Rainbow lorikeet deaths in Melbourne
Since early March 2012, wild rainbow lorikeets (Trichoglossus haematodus) have been reported as dead or sick at a number of sites in the eastern and north-eastern suburbs of Melbourne. See Figure 1 below. At one site, over 32 deaths were recorded. Sick birds have shown signs such as diarrhoea, vomiting, regurgitation, and lethargy. In some cases, hand feeding of lorikeets has occurred at the sites.
Investigations have been undertaken by veterinary staff at the University of Melbourne Faculty of Veterinary Science and Victorian Department of Primary Industries.
Figure 1. Location of rainbow lorikeet deaths in Melbourne between 9 March and 1 June 2012
Locations include: Armadale, Balwyn, Blackburn, Box Hill, Box Hill North, Burwood East, Canterbury, Carnegie, Croydon, Dandenong, Doncaster, Donvale, Eltham, Ferntree Gully, Forest Hill, Glen Waverly, Hadfield, Mitcham, North Melbourne, Reservoir, Rosanna, Rowville, Scoresby, Templestowe, Vermont South, Warrandyte, Wheelers Hill and Yallambie.
At this stage, a bacterial infection of the bowel, known as necrotic enteritis, is believed to be the most likely cause. Birds have tested negative for other possible diseases, such as avian influenza, Newcastle disease, avian paramyxovirus, salmonellosis and psittacosis. Investigations are however ongoing.
This disease is believed to result from overgrowth of a bacterium (Clostridium perfringens) in the bowel, resulting from hand and supplementary feeding. Lorikeets have a simple digestive system that is well suited to their natural diet.

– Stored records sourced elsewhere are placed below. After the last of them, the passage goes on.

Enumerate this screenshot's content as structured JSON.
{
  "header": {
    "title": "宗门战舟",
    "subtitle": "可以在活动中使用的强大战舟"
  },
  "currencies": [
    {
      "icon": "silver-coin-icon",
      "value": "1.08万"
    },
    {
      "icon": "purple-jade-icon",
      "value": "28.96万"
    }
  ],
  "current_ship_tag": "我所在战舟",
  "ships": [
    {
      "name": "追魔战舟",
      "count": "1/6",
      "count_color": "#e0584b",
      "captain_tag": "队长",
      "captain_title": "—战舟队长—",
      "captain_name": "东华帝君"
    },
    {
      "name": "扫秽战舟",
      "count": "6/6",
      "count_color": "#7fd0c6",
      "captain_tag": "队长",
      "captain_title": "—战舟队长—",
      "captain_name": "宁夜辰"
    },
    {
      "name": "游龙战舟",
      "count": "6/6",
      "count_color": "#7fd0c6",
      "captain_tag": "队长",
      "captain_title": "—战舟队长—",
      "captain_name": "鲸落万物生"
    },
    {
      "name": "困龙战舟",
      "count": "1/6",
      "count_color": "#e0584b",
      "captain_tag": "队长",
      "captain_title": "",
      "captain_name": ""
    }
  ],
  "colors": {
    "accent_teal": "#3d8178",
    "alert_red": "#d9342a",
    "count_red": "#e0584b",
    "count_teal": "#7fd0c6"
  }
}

As this disease is spread in droppings from sick birds, it can easily be passed onto healthy birds congregated at feeding sites. Because of this, feeding of birds is not recommended and can in fact be a danger to their health. There are many flowering plants, as well other sources of food such as insects, available for lorikeets without the need to provide additional food. Further information about the dangers of feeding lorikeets is available.
Disposing of dead birds

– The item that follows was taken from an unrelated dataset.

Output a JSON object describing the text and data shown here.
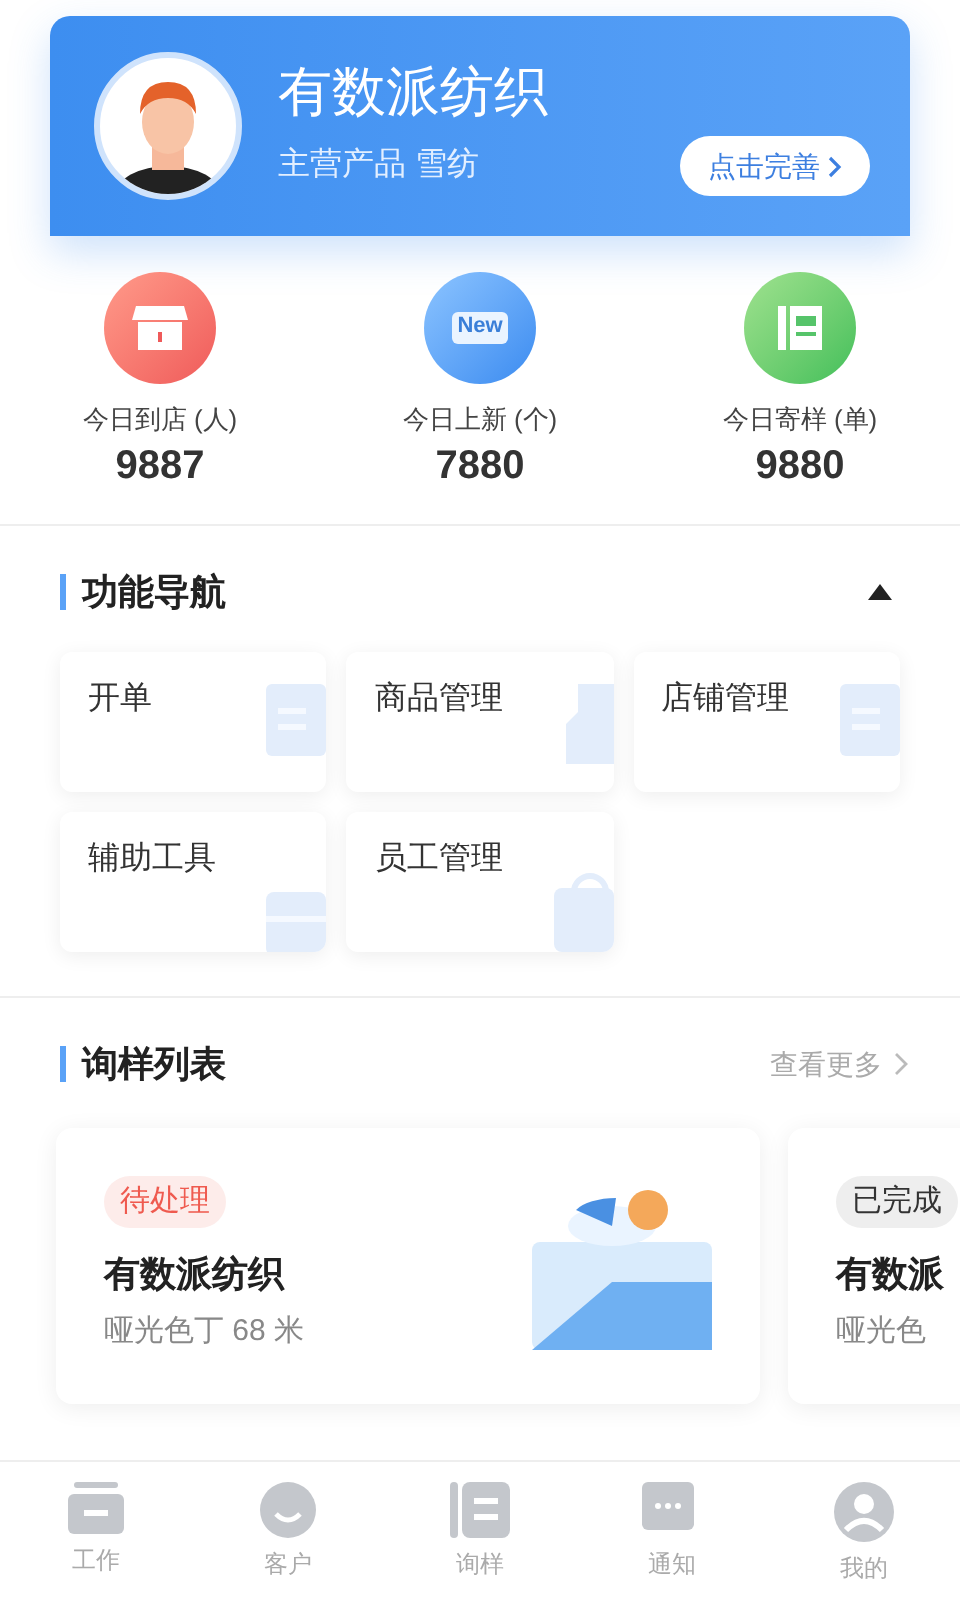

Any sick or dead birds can potentially be a health risk to people so it is important to dispose of carcasses appropriately. Dead birds can be collected by using a plastic bag as a glove, and wrapping the bag around the bird without touching it (the same way as picking up dog faeces). Dead birds should be double bagged and then placed in the domestic rubbish. Dead birds should not be buried as dogs or cats may dig them up.
After handling dead or sick birds, always wash hands with soapy water, and if you wish, use an alcohol wipe as well.

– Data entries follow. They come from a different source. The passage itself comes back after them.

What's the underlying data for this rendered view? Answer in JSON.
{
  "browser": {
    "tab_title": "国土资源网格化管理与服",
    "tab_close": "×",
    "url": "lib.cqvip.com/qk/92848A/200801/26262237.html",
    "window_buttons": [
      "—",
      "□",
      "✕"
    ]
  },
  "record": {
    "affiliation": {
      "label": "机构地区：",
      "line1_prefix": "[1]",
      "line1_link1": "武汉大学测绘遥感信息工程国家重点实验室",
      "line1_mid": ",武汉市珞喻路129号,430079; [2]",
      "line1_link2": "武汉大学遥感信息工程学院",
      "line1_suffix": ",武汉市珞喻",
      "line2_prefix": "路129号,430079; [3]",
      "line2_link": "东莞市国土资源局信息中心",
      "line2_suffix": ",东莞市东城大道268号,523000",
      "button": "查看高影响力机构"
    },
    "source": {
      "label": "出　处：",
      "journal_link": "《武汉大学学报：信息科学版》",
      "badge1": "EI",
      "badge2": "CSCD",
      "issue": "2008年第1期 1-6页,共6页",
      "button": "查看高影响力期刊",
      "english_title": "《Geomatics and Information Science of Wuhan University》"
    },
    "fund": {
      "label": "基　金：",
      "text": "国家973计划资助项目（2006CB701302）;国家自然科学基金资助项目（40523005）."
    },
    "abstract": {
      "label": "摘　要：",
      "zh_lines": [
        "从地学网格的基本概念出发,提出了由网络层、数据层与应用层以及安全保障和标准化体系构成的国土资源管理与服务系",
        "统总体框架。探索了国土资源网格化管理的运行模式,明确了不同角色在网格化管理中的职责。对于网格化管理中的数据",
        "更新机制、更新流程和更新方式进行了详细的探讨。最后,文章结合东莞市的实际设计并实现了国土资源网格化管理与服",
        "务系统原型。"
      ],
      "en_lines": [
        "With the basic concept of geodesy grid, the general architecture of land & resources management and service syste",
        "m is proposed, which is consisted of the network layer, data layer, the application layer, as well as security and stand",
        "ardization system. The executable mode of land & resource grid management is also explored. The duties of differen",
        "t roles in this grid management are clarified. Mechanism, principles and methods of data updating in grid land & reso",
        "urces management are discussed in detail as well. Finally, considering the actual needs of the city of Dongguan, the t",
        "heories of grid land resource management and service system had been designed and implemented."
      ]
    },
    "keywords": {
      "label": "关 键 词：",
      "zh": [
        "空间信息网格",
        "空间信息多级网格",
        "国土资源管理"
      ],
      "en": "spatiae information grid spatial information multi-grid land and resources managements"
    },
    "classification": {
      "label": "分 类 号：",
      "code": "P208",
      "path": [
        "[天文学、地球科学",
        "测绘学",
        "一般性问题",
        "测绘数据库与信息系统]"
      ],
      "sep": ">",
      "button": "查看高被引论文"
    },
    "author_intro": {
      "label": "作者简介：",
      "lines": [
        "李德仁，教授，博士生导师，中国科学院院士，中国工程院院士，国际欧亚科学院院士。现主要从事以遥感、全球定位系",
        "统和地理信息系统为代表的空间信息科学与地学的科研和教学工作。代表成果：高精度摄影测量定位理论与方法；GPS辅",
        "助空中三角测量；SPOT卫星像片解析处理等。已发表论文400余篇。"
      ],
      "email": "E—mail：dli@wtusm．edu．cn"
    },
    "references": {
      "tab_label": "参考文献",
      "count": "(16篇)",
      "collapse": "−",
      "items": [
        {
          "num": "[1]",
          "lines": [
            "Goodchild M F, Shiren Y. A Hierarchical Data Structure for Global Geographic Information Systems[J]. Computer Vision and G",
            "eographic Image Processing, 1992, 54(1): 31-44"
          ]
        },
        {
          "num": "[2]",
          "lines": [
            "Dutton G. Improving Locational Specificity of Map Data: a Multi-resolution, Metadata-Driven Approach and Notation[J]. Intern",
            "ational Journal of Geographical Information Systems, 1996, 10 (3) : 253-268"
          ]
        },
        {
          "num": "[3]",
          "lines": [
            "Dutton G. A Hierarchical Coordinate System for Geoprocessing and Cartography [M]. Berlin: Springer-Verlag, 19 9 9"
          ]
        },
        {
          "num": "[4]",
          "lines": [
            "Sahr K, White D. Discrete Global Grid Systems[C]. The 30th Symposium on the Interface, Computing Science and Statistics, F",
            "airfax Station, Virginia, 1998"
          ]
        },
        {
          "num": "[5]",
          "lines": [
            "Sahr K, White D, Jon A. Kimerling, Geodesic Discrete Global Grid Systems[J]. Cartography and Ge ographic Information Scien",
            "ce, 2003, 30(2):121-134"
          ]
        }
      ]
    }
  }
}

Further information or reporting cases
Please contact Wildlife Health Surveillance Victoria by email email@example.com or telephone 0400 119 301 for further information or to report dead/sick rainbow lorikeets. Your reports will assist with further investigations into this disease.